[Input records]:
○ ○ ○
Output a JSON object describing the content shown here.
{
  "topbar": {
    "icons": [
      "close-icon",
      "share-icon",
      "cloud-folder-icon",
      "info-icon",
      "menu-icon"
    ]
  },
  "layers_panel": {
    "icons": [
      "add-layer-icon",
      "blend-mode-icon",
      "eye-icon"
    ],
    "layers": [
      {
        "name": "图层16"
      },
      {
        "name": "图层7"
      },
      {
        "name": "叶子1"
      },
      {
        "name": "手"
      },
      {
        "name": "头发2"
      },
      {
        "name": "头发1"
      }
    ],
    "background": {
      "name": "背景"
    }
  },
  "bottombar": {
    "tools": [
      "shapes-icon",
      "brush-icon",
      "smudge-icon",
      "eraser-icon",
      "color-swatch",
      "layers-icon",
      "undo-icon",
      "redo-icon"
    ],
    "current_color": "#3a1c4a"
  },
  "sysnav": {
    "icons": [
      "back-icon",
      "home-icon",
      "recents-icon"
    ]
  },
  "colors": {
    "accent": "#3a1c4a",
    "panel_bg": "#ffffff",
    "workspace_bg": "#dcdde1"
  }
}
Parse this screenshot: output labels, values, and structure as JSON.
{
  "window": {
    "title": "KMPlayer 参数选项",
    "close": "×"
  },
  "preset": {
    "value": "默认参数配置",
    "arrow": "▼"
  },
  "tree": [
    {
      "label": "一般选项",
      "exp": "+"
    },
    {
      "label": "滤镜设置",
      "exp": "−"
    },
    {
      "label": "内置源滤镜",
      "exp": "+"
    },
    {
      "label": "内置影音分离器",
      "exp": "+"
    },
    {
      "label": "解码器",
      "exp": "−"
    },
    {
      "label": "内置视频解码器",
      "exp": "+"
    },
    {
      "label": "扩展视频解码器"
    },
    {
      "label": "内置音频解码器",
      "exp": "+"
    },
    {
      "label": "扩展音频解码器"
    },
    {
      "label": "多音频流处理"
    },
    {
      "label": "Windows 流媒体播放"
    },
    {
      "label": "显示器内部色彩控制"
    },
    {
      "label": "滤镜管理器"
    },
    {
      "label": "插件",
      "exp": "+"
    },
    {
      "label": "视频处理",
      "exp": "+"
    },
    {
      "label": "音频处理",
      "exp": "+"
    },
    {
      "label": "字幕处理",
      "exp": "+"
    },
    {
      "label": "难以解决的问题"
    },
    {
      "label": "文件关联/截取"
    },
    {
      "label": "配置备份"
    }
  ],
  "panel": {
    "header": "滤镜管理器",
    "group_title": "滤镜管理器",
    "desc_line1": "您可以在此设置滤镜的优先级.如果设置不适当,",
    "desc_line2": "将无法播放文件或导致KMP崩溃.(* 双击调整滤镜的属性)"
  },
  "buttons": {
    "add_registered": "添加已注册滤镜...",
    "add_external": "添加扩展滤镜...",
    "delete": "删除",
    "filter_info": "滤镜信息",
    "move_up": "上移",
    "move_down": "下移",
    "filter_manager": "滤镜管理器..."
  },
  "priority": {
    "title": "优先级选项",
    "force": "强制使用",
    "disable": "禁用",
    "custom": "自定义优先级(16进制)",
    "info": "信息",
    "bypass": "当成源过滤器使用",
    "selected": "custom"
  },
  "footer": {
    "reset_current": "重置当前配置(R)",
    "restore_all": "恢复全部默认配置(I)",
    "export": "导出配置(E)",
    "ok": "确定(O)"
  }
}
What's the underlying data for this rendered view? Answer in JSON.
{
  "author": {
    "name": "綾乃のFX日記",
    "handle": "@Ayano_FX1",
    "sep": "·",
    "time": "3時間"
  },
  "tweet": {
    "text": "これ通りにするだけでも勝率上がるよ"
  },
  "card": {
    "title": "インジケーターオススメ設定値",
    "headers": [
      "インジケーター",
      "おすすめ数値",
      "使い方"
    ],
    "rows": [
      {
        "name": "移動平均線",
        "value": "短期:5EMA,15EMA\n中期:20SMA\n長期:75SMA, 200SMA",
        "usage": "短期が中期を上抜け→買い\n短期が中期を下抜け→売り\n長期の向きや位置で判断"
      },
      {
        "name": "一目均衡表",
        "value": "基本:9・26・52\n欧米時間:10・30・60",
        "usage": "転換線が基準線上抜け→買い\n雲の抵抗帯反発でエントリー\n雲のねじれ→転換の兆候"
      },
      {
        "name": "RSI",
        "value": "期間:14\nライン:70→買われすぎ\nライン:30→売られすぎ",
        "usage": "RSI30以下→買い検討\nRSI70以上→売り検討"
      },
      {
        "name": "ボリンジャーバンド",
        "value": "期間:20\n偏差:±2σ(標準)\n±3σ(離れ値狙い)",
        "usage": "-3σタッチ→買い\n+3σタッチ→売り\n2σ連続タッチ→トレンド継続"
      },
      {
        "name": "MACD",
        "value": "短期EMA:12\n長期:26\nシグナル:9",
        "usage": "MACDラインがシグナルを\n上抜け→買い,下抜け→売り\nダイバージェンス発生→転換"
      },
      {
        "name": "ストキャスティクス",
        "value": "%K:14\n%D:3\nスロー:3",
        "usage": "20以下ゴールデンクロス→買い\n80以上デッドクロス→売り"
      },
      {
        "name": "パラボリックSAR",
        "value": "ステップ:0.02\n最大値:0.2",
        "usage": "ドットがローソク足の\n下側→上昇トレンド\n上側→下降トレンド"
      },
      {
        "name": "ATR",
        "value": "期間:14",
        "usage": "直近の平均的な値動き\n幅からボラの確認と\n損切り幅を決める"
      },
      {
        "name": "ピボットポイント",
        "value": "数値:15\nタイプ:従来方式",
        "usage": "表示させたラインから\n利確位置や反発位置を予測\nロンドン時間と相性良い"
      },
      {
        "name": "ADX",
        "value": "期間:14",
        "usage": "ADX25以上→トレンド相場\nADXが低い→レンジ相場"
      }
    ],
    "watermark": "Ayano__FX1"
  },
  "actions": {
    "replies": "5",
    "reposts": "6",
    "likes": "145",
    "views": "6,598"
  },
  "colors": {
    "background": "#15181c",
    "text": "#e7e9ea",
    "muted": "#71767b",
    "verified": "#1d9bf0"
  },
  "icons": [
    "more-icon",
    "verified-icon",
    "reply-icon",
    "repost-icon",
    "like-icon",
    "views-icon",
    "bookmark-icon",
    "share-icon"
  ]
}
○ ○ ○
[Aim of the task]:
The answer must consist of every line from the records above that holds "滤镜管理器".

[Answer space]:
      "label": "滤镜管理器"
    "header": "滤镜管理器",
    "group_title": "滤镜管理器",
    "filter_manager": "滤镜管理器..."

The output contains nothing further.